EXERCISE AIM: Within the records that follow, find every line containing the string "requests". Copy those lines.

· · ·

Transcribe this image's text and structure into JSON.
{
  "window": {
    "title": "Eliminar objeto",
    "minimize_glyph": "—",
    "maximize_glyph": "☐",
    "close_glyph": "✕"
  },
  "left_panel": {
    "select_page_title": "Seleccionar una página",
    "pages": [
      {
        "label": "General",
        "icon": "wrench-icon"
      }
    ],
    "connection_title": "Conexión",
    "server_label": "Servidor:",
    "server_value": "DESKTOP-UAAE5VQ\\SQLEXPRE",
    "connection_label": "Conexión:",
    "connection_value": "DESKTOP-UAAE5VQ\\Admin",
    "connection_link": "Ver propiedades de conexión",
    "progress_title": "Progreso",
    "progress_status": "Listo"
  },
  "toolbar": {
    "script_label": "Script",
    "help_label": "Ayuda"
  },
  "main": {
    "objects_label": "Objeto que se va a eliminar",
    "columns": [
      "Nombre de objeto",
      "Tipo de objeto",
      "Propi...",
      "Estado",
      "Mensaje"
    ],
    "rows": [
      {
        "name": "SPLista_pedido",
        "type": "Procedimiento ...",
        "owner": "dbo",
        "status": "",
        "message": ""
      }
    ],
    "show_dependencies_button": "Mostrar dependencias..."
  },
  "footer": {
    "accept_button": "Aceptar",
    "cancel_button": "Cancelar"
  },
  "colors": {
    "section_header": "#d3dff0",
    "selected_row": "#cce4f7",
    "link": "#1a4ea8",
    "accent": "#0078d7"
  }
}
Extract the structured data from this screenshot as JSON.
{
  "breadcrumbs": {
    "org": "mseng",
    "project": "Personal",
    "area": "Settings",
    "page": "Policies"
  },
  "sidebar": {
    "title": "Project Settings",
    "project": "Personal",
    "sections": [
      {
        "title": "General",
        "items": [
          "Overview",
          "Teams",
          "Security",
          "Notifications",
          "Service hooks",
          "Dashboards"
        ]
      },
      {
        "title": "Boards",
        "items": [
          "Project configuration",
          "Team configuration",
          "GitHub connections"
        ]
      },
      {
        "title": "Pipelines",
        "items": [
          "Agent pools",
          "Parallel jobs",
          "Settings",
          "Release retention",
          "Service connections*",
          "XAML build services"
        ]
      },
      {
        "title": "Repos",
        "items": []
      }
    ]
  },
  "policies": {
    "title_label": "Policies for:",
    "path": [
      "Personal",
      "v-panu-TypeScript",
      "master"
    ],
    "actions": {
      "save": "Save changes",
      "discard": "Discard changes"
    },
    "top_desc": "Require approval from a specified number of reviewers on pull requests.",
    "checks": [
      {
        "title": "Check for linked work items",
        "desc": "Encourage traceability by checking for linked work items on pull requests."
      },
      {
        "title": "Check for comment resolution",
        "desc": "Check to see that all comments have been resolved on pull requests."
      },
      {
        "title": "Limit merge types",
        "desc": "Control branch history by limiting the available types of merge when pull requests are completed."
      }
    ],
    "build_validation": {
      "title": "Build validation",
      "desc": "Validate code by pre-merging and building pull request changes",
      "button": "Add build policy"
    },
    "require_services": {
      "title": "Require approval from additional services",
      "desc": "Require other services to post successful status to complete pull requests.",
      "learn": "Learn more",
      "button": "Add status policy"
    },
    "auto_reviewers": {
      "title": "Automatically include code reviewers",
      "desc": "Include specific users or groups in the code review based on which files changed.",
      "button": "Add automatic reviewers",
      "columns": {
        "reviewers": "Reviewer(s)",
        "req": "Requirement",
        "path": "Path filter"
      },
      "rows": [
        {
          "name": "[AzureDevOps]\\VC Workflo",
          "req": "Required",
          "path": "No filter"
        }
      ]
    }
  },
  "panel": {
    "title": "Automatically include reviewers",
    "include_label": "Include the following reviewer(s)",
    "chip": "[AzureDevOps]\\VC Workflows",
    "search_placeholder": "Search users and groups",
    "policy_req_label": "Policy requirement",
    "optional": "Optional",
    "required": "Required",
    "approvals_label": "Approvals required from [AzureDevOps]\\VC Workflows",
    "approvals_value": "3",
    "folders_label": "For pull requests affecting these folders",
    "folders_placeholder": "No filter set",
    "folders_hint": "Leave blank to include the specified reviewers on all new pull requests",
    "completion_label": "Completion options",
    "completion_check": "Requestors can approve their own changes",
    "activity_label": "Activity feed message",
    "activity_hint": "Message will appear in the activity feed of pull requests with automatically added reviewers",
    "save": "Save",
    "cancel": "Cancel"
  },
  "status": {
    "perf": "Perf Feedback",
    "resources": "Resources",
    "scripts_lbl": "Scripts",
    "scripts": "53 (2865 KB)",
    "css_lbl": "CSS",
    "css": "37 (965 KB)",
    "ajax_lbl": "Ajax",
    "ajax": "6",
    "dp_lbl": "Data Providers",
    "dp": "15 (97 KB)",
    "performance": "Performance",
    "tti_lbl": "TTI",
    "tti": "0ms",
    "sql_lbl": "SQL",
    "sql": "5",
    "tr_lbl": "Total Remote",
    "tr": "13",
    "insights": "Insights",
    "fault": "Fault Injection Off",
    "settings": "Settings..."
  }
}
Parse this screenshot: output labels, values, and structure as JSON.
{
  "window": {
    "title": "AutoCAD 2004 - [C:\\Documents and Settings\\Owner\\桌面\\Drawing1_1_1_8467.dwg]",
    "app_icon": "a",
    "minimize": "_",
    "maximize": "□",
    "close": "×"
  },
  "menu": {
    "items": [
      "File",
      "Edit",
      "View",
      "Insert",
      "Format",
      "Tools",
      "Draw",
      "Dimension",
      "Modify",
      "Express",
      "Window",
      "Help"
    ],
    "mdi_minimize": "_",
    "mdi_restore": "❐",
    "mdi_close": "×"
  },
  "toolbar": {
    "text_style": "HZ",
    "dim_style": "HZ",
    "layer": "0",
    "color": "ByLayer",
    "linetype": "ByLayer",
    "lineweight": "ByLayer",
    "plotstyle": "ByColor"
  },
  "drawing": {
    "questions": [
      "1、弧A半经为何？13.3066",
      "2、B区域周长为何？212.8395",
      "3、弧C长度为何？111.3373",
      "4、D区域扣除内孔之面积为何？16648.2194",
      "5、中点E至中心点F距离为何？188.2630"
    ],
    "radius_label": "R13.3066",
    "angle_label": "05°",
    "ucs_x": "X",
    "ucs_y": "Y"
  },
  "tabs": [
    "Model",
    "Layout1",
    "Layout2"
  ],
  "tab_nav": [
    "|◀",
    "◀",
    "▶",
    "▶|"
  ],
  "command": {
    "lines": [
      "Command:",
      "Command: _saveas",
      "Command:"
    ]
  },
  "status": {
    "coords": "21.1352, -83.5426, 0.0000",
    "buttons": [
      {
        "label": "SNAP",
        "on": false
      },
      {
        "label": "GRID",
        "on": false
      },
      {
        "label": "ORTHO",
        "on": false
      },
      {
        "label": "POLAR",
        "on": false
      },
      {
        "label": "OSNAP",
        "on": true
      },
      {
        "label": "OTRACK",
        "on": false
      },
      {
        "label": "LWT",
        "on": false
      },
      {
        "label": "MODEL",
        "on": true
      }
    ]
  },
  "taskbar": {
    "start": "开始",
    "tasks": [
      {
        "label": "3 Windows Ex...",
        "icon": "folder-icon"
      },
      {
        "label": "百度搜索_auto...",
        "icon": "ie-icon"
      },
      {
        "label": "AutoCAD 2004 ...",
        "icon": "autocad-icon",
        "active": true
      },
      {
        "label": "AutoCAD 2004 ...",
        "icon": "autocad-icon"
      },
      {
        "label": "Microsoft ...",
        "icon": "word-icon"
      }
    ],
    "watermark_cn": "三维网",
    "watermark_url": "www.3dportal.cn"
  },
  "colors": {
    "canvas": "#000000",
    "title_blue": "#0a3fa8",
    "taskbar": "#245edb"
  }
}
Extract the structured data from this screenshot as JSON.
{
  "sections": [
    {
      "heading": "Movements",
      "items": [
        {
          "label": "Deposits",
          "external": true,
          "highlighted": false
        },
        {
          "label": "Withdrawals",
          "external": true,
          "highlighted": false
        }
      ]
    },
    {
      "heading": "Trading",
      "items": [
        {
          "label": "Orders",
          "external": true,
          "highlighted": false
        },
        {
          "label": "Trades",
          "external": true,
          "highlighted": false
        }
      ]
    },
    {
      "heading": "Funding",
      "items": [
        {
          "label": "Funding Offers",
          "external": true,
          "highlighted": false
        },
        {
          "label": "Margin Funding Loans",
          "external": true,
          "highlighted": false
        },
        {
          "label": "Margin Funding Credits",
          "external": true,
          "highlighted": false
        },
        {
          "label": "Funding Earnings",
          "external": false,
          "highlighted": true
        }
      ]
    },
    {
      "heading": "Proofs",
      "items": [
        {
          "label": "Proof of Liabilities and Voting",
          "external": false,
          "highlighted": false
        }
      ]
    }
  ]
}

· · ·

TASK SOLUTION:
    "top_desc": "Require approval from a specified number of reviewers on pull requests.",
        "desc": "Encourage traceability by checking for linked work items on pull requests."
        "desc": "Check to see that all comments have been resolved on pull requests."
        "desc": "Control branch history by limiting the available types of merge when pull requests are completed."
      "desc": "Require other services to post successful status to complete pull requests.",
    "folders_label": "For pull requests affecting these folders",
    "folders_hint": "Leave blank to include the specified reviewers on all new pull requests",
    "activity_hint": "Message will appear in the activity feed of pull requests with automatically added reviewers",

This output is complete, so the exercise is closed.